Warwick Manufacturing Group (WMG) at the University of Warwick has begun work with a consortium of 11 organisations, on a £2.7 million (€3 million) UK government-funded project, to test connected and autonomous vehicles (CAV).
It will use virtual reality and models of pedestrians and other road users that have been developed using Artificial Intelligence (AI).
The consortium, OmniCAV, is led by Latent Logic in Oxford. The team is creating a secure and accurate simulation of road conditions and layouts having received the funding as part of a competition run by the Centre for Connected and Autonomous Vehicles (CCAV) and Innovate UK. The environment will be built from a collection of highly detailed scans of real roads, traffic camera data, accident data and near-miss analyses.
These inputs will be used to create a high-fidelity model of real-world roads and road users powered by AI. This model will be used to create an extensive open-access library of virtual reality simulator scenarios to test connected and autonomous vehicles.
OmniCAV will lay the foundations for the development of a comprehensive, robust and secure simulator, aimed at providing a certification tool for CAVs that can be used by regulatory and accreditation bodies, insurers and manufacturers to accelerate the safe development of CAVs.”
The project will validate the realism of the simulator by comparing its outputs with data measured for the equivalent locations and scenarios in the real world. This will include tests on proving grounds and open roads.

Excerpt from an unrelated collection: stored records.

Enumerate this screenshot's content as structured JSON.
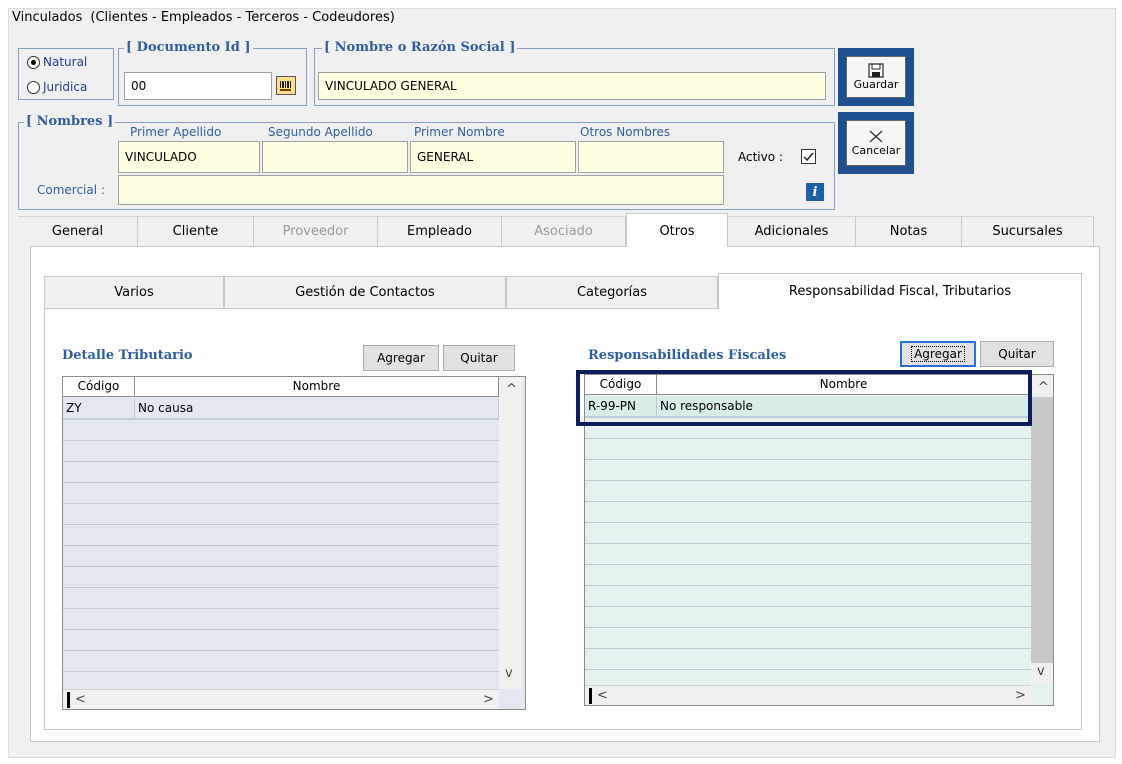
{
  "window": {
    "title": "Vinculados",
    "subtitle": "(Clientes - Empleados - Terceros - Codeudores)"
  },
  "person_type": {
    "options": [
      {
        "label": "Natural",
        "selected": true
      },
      {
        "label": "Juridica",
        "selected": false
      }
    ]
  },
  "documento": {
    "group_label": "[ Documento Id ]",
    "value": "00",
    "icon": "barcode-icon"
  },
  "razon_social": {
    "group_label": "[ Nombre o Razón Social ]",
    "value": "VINCULADO GENERAL"
  },
  "nombres": {
    "group_label": "[ Nombres ]",
    "primer_apellido_label": "Primer Apellido",
    "primer_apellido": "VINCULADO",
    "segundo_apellido_label": "Segundo Apellido",
    "segundo_apellido": "",
    "primer_nombre_label": "Primer Nombre",
    "primer_nombre": "GENERAL",
    "otros_nombres_label": "Otros Nombres",
    "otros_nombres": "",
    "activo_label": "Activo :",
    "activo_checked": true,
    "comercial_label": "Comercial :",
    "comercial": "",
    "info_icon": "info-icon"
  },
  "actions": {
    "guardar": "Guardar",
    "cancelar": "Cancelar",
    "guardar_icon": "floppy-disk-icon",
    "cancelar_icon": "cancel-x-icon"
  },
  "tabs": [
    {
      "label": "General",
      "state": "normal"
    },
    {
      "label": "Cliente",
      "state": "normal"
    },
    {
      "label": "Proveedor",
      "state": "disabled"
    },
    {
      "label": "Empleado",
      "state": "normal"
    },
    {
      "label": "Asociado",
      "state": "disabled"
    },
    {
      "label": "Otros",
      "state": "active"
    },
    {
      "label": "Adicionales",
      "state": "normal"
    },
    {
      "label": "Notas",
      "state": "normal"
    },
    {
      "label": "Sucursales",
      "state": "normal"
    }
  ],
  "subtabs": [
    {
      "label": "Varios",
      "active": false
    },
    {
      "label": "Gestión de Contactos",
      "active": false
    },
    {
      "label": "Categorías",
      "active": false
    },
    {
      "label": "Responsabilidad Fiscal, Tributarios",
      "active": true
    }
  ],
  "detalle": {
    "title": "Detalle Tributario",
    "agregar": "Agregar",
    "quitar": "Quitar",
    "columns": [
      "Código",
      "Nombre"
    ],
    "rows": [
      {
        "codigo": "ZY",
        "nombre": "No causa"
      }
    ]
  },
  "responsabilidades": {
    "title": "Responsabilidades Fiscales",
    "agregar": "Agregar",
    "quitar": "Quitar",
    "columns": [
      "Código",
      "Nombre"
    ],
    "rows": [
      {
        "codigo": "R-99-PN",
        "nombre": "No responsable"
      }
    ]
  },
  "colors": {
    "accent": "#2f5e9e",
    "input_bg": "#ffffe1",
    "grid_left_bg": "#e3e8f0",
    "grid_right_bg": "#e4f1ee",
    "highlight": "#0c1f5c"
  }
}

The project will culminate in a CAV being put through the entire end-to-end OmniCAV testing programme, from simulator-only to controlled environment, to on-road testing. Through representation on international standard committees, OmniCAV’s results will influence, or lead to the creation of, new international standards to ensure safe deployment and certification of CAVs.
The project will validate the realism of the simulator by comparing its outputs with data measured for the equivalent actual locations and scenarios. This will include tests on proving grounds and open roads. It will culminate in a CAV being put through the entire end-to-end OmniCAV testing programme, from simulator-only, to controlled environment, to on-road testing.

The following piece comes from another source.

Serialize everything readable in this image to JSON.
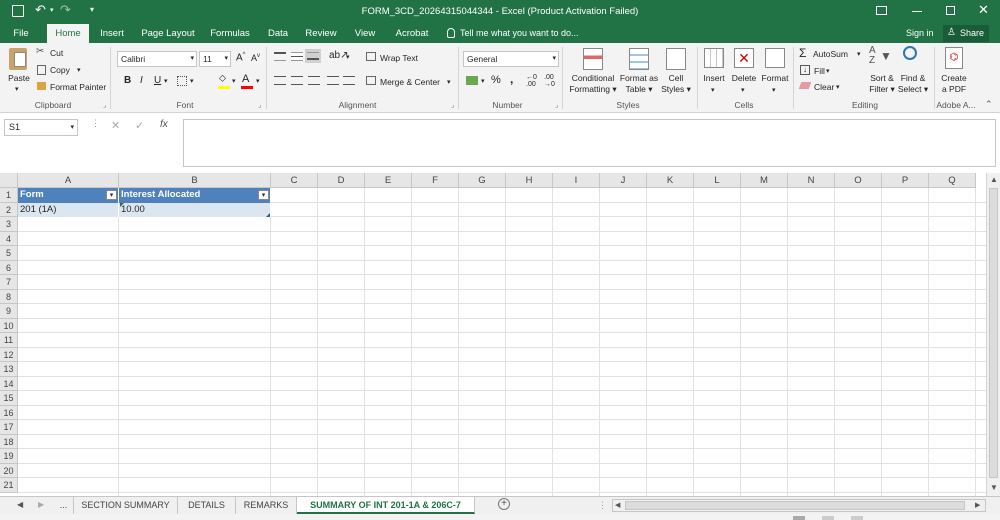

Contributing to international standards
Through representation on international standard committees, OmniCAV’s results will influence, or lead to the creation of, new international standards to ensure safe deployment and certification of CAVs. Professor Paul Jennings, head of intelligent vehicles at WMG and WMG’s principal investigator on the OmniCAV project said, “Our 3xD simulator provides a platform to bridge the virtual world and real world…Scenario identification and virtual validation are still major challenges for the CAV industry.”
Kirsty Lloyd-Jukes, CEO of Latent Logic, adds, “OmniCAV’s vision is ‘CAVs for All’: bringing safer, smarter, self-driving mobility to urban and rural areas. But first we need to know that driverless cars really can handle our challenging road conditions, on country lanes as much as crowded city streets. Virtual reality ‘driving tests’ are the only way of doing this, which is why we’ve brought together these 11 leading organisations to build a world-first, AI-based simulation of real Oxfordshire roads to securely and reliably test autonomous car safety.”

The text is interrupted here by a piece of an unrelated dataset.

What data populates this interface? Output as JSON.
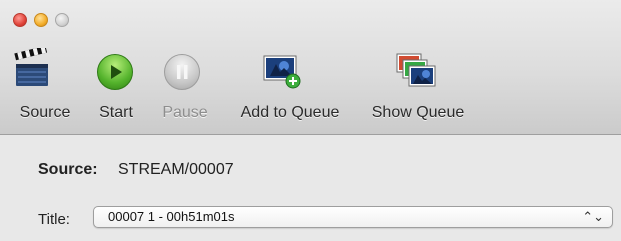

The other members of the consortium are Admiral, Aimsun, Arcadis, Arrival, Ordnance Survey, Oxfordshire County Council, UK Atomic Energy Agency, and XPI Simulation. Thatcham Research is providing advice as a non-funded partner.